PROVIDED RECORDS »
- - -
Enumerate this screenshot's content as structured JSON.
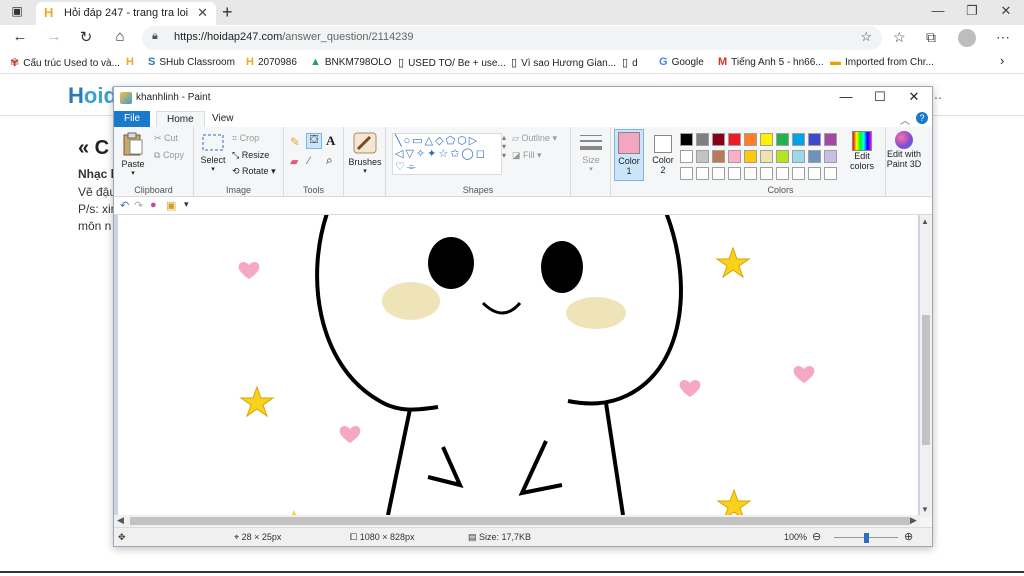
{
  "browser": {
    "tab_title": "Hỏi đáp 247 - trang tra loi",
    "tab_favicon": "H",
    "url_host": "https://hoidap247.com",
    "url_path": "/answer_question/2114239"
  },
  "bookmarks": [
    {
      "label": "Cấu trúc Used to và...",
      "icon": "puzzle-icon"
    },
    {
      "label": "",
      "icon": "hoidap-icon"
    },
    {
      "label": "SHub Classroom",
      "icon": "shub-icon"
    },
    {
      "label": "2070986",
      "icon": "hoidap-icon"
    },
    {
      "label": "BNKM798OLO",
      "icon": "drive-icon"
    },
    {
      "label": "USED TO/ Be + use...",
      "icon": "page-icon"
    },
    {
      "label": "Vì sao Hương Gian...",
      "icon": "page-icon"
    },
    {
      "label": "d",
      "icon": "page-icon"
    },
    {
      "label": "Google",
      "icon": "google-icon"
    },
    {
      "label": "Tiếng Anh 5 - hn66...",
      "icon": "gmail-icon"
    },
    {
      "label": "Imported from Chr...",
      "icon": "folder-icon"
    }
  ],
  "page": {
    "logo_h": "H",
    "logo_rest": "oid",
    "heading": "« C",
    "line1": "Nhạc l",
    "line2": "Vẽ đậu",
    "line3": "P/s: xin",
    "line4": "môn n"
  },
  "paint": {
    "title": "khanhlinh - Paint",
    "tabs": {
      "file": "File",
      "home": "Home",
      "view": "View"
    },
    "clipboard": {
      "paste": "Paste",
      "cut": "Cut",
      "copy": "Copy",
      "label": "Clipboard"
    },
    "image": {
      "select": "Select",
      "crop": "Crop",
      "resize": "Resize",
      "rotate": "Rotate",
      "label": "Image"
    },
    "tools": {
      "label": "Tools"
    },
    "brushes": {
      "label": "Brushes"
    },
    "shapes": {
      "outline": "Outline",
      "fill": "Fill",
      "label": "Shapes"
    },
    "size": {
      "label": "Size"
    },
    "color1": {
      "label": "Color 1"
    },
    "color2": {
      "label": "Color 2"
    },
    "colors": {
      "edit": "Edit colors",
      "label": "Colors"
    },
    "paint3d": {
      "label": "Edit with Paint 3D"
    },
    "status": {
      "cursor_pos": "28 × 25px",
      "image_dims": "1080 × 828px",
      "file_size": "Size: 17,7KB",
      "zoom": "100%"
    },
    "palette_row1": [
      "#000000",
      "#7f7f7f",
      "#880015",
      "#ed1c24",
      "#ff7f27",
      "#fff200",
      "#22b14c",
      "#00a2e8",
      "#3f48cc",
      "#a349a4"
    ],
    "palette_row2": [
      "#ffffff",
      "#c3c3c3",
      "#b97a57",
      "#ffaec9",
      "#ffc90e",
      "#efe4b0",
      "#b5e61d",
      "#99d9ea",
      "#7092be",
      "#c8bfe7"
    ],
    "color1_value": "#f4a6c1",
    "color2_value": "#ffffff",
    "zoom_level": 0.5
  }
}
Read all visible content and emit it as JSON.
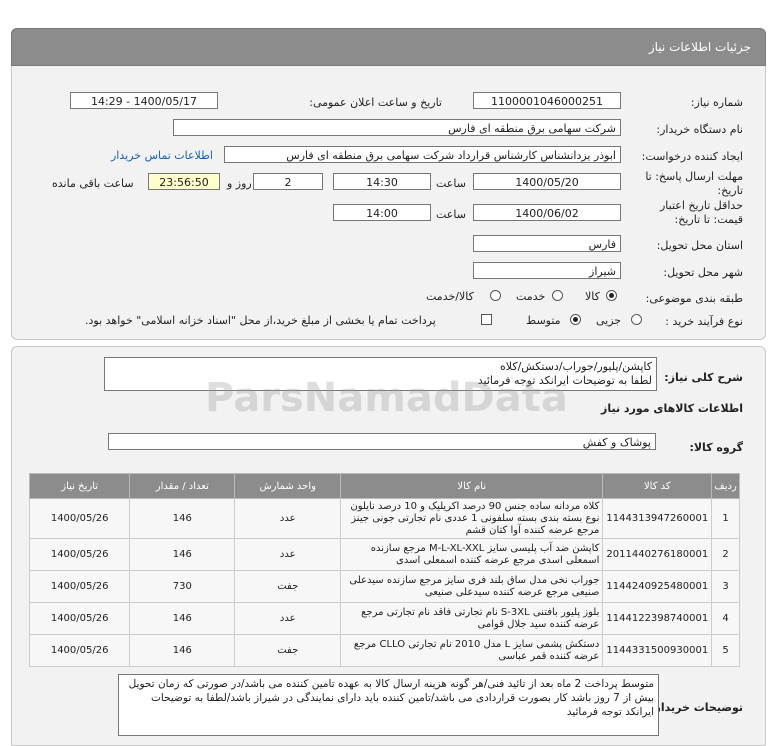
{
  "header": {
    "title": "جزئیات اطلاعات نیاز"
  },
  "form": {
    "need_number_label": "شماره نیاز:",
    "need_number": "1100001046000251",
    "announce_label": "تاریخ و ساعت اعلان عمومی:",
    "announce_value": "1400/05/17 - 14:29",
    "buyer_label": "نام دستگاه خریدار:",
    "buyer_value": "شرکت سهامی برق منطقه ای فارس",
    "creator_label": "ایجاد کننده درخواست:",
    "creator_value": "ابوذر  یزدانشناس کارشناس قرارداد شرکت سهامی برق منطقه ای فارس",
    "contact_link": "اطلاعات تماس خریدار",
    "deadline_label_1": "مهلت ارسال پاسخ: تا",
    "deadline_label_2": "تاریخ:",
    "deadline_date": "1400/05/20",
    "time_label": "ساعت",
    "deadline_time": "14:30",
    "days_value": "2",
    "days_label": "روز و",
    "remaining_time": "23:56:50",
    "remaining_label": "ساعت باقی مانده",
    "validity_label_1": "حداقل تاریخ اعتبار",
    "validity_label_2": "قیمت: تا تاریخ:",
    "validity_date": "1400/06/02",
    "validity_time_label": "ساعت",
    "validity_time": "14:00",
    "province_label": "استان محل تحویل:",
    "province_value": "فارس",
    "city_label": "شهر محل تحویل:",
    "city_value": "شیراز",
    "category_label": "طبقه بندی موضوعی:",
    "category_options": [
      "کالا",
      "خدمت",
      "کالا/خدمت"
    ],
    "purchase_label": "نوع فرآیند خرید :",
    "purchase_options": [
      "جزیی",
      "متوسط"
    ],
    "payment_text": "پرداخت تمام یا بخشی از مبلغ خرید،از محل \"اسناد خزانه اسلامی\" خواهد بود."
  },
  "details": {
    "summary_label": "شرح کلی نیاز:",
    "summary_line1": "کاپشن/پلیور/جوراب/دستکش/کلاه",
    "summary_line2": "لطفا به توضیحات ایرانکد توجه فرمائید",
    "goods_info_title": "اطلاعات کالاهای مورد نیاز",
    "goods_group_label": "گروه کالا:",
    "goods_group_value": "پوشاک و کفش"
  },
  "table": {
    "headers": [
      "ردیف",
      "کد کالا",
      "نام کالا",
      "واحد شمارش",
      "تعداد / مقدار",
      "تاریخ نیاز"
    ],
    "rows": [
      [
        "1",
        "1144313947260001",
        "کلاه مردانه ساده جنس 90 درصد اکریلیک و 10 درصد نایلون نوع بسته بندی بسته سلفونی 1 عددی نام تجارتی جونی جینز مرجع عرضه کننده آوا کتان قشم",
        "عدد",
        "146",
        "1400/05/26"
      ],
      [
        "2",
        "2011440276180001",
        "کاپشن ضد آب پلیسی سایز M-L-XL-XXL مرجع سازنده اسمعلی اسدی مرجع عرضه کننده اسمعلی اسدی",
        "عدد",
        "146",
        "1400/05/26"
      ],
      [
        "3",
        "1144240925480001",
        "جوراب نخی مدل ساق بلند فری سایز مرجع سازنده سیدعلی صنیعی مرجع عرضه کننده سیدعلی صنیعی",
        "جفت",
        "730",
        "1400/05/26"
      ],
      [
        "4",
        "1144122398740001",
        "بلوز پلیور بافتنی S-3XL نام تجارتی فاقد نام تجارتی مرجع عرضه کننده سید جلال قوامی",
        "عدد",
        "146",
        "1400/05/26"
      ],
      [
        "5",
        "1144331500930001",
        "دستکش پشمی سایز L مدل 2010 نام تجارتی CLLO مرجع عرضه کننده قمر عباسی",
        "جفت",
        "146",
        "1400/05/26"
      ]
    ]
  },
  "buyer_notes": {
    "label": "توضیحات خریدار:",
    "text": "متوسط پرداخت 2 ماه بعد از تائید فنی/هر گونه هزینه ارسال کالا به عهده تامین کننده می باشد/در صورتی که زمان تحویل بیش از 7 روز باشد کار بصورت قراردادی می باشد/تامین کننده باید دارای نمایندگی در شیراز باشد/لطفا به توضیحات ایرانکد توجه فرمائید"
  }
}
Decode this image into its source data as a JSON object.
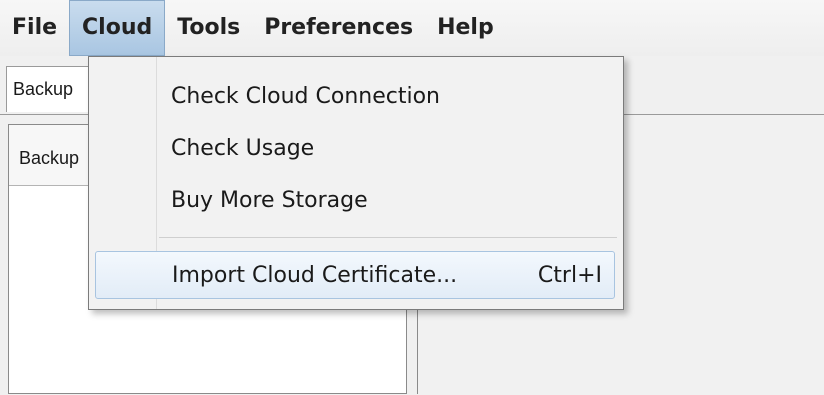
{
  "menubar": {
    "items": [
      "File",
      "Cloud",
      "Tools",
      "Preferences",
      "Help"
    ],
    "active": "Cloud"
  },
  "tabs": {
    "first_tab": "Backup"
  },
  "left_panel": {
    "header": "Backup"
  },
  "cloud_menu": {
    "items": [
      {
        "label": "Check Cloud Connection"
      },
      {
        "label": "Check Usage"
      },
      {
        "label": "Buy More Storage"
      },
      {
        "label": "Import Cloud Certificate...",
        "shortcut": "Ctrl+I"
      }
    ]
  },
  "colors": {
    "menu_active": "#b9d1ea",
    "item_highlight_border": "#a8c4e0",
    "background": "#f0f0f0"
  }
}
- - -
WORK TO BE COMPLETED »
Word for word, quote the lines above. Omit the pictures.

OUTPUT FOR THIS TASK »
Enumerate this screenshot's content as structured JSON.
{
  "browser": {
    "tab_title": "Hỏi đáp 247 - trang tra loi",
    "tab_favicon": "H",
    "url_host": "https://hoidap247.com",
    "url_path": "/answer_question/2114239"
  },
  "bookmarks": [
    {
      "label": "Cấu trúc Used to và...",
      "icon": "puzzle-icon"
    },
    {
      "label": "",
      "icon": "hoidap-icon"
    },
    {
      "label": "SHub Classroom",
      "icon": "shub-icon"
    },
    {
      "label": "2070986",
      "icon": "hoidap-icon"
    },
    {
      "label": "BNKM798OLO",
      "icon": "drive-icon"
    },
    {
      "label": "USED TO/ Be + use...",
      "icon": "page-icon"
    },
    {
      "label": "Vì sao Hương Gian...",
      "icon": "page-icon"
    },
    {
      "label": "d",
      "icon": "page-icon"
    },
    {
      "label": "Google",
      "icon": "google-icon"
    },
    {
      "label": "Tiếng Anh 5 - hn66...",
      "icon": "gmail-icon"
    },
    {
      "label": "Imported from Chr...",
      "icon": "folder-icon"
    }
  ],
  "page": {
    "logo_h": "H",
    "logo_rest": "oid",
    "heading": "« C",
    "line1": "Nhạc l",
    "line2": "Vẽ đậu",
    "line3": "P/s: xin",
    "line4": "môn n"
  },
  "paint": {
    "title": "khanhlinh - Paint",
    "tabs": {
      "file": "File",
      "home": "Home",
      "view": "View"
    },
    "clipboard": {
      "paste": "Paste",
      "cut": "Cut",
      "copy": "Copy",
      "label": "Clipboard"
    },
    "image": {
      "select": "Select",
      "crop": "Crop",
      "resize": "Resize",
      "rotate": "Rotate",
      "label": "Image"
    },
    "tools": {
      "label": "Tools"
    },
    "brushes": {
      "label": "Brushes"
    },
    "shapes": {
      "outline": "Outline",
      "fill": "Fill",
      "label": "Shapes"
    },
    "size": {
      "label": "Size"
    },
    "color1": {
      "label": "Color 1"
    },
    "color2": {
      "label": "Color 2"
    },
    "colors": {
      "edit": "Edit colors",
      "label": "Colors"
    },
    "paint3d": {
      "label": "Edit with Paint 3D"
    },
    "status": {
      "cursor_pos": "28 × 25px",
      "image_dims": "1080 × 828px",
      "file_size": "Size: 17,7KB",
      "zoom": "100%"
    },
    "palette_row1": [
      "#000000",
      "#7f7f7f",
      "#880015",
      "#ed1c24",
      "#ff7f27",
      "#fff200",
      "#22b14c",
      "#00a2e8",
      "#3f48cc",
      "#a349a4"
    ],
    "palette_row2": [
      "#ffffff",
      "#c3c3c3",
      "#b97a57",
      "#ffaec9",
      "#ffc90e",
      "#efe4b0",
      "#b5e61d",
      "#99d9ea",
      "#7092be",
      "#c8bfe7"
    ],
    "color1_value": "#f4a6c1",
    "color2_value": "#ffffff",
    "zoom_level": 0.5
  }
}
Read all visible content and emit it as JSON.
{
  "header": {
    "title": "جزئیات اطلاعات نیاز"
  },
  "form": {
    "need_number_label": "شماره نیاز:",
    "need_number": "1100001046000251",
    "announce_label": "تاریخ و ساعت اعلان عمومی:",
    "announce_value": "1400/05/17 - 14:29",
    "buyer_label": "نام دستگاه خریدار:",
    "buyer_value": "شرکت سهامی برق منطقه ای فارس",
    "creator_label": "ایجاد کننده درخواست:",
    "creator_value": "ابوذر  یزدانشناس کارشناس قرارداد شرکت سهامی برق منطقه ای فارس",
    "contact_link": "اطلاعات تماس خریدار",
    "deadline_label_1": "مهلت ارسال پاسخ: تا",
    "deadline_label_2": "تاریخ:",
    "deadline_date": "1400/05/20",
    "time_label": "ساعت",
    "deadline_time": "14:30",
    "days_value": "2",
    "days_label": "روز و",
    "remaining_time": "23:56:50",
    "remaining_label": "ساعت باقی مانده",
    "validity_label_1": "حداقل تاریخ اعتبار",
    "validity_label_2": "قیمت: تا تاریخ:",
    "validity_date": "1400/06/02",
    "validity_time_label": "ساعت",
    "validity_time": "14:00",
    "province_label": "استان محل تحویل:",
    "province_value": "فارس",
    "city_label": "شهر محل تحویل:",
    "city_value": "شیراز",
    "category_label": "طبقه بندی موضوعی:",
    "category_options": [
      "کالا",
      "خدمت",
      "کالا/خدمت"
    ],
    "purchase_label": "نوع فرآیند خرید :",
    "purchase_options": [
      "جزیی",
      "متوسط"
    ],
    "payment_text": "پرداخت تمام یا بخشی از مبلغ خرید،از محل \"اسناد خزانه اسلامی\" خواهد بود."
  },
  "details": {
    "summary_label": "شرح کلی نیاز:",
    "summary_line1": "کاپشن/پلیور/جوراب/دستکش/کلاه",
    "summary_line2": "لطفا به توضیحات ایرانکد توجه فرمائید",
    "goods_info_title": "اطلاعات کالاهای مورد نیاز",
    "goods_group_label": "گروه کالا:",
    "goods_group_value": "پوشاک و کفش"
  },
  "table": {
    "headers": [
      "ردیف",
      "کد کالا",
      "نام کالا",
      "واحد شمارش",
      "تعداد / مقدار",
      "تاریخ نیاز"
    ],
    "rows": [
      [
        "1",
        "1144313947260001",
        "کلاه مردانه ساده جنس 90 درصد اکریلیک و 10 درصد نایلون نوع بسته بندی بسته سلفونی 1 عددی نام تجارتی جونی جینز مرجع عرضه کننده آوا کتان قشم",
        "عدد",
        "146",
        "1400/05/26"
      ],
      [
        "2",
        "2011440276180001",
        "کاپشن ضد آب پلیسی سایز M-L-XL-XXL مرجع سازنده اسمعلی اسدی مرجع عرضه کننده اسمعلی اسدی",
        "عدد",
        "146",
        "1400/05/26"
      ],
      [
        "3",
        "1144240925480001",
        "جوراب نخی مدل ساق بلند فری سایز مرجع سازنده سیدعلی صنیعی مرجع عرضه کننده سیدعلی صنیعی",
        "جفت",
        "730",
        "1400/05/26"
      ],
      [
        "4",
        "1144122398740001",
        "بلوز پلیور بافتنی S-3XL نام تجارتی فاقد نام تجارتی مرجع عرضه کننده سید جلال قوامی",
        "عدد",
        "146",
        "1400/05/26"
      ],
      [
        "5",
        "1144331500930001",
        "دستکش پشمی سایز L مدل 2010 نام تجارتی CLLO مرجع عرضه کننده قمر عباسی",
        "جفت",
        "146",
        "1400/05/26"
      ]
    ]
  },
  "buyer_notes": {
    "label": "توضیحات خریدار:",
    "text": "متوسط پرداخت 2 ماه بعد از تائید فنی/هر گونه هزینه ارسال کالا به عهده تامین کننده می باشد/در صورتی که زمان تحویل بیش از 7 روز باشد کار بصورت قراردادی می باشد/تامین کننده باید دارای نمایندگی در شیراز باشد/لطفا به توضیحات ایرانکد توجه فرمائید"
  }
}
Decode this image into its source data as a JSON object.
{
  "menubar": {
    "items": [
      "File",
      "Cloud",
      "Tools",
      "Preferences",
      "Help"
    ],
    "active": "Cloud"
  },
  "tabs": {
    "first_tab": "Backup"
  },
  "left_panel": {
    "header": "Backup"
  },
  "cloud_menu": {
    "items": [
      {
        "label": "Check Cloud Connection"
      },
      {
        "label": "Check Usage"
      },
      {
        "label": "Buy More Storage"
      },
      {
        "label": "Import Cloud Certificate...",
        "shortcut": "Ctrl+I"
      }
    ]
  },
  "colors": {
    "menu_active": "#b9d1ea",
    "item_highlight_border": "#a8c4e0",
    "background": "#f0f0f0"
  }
}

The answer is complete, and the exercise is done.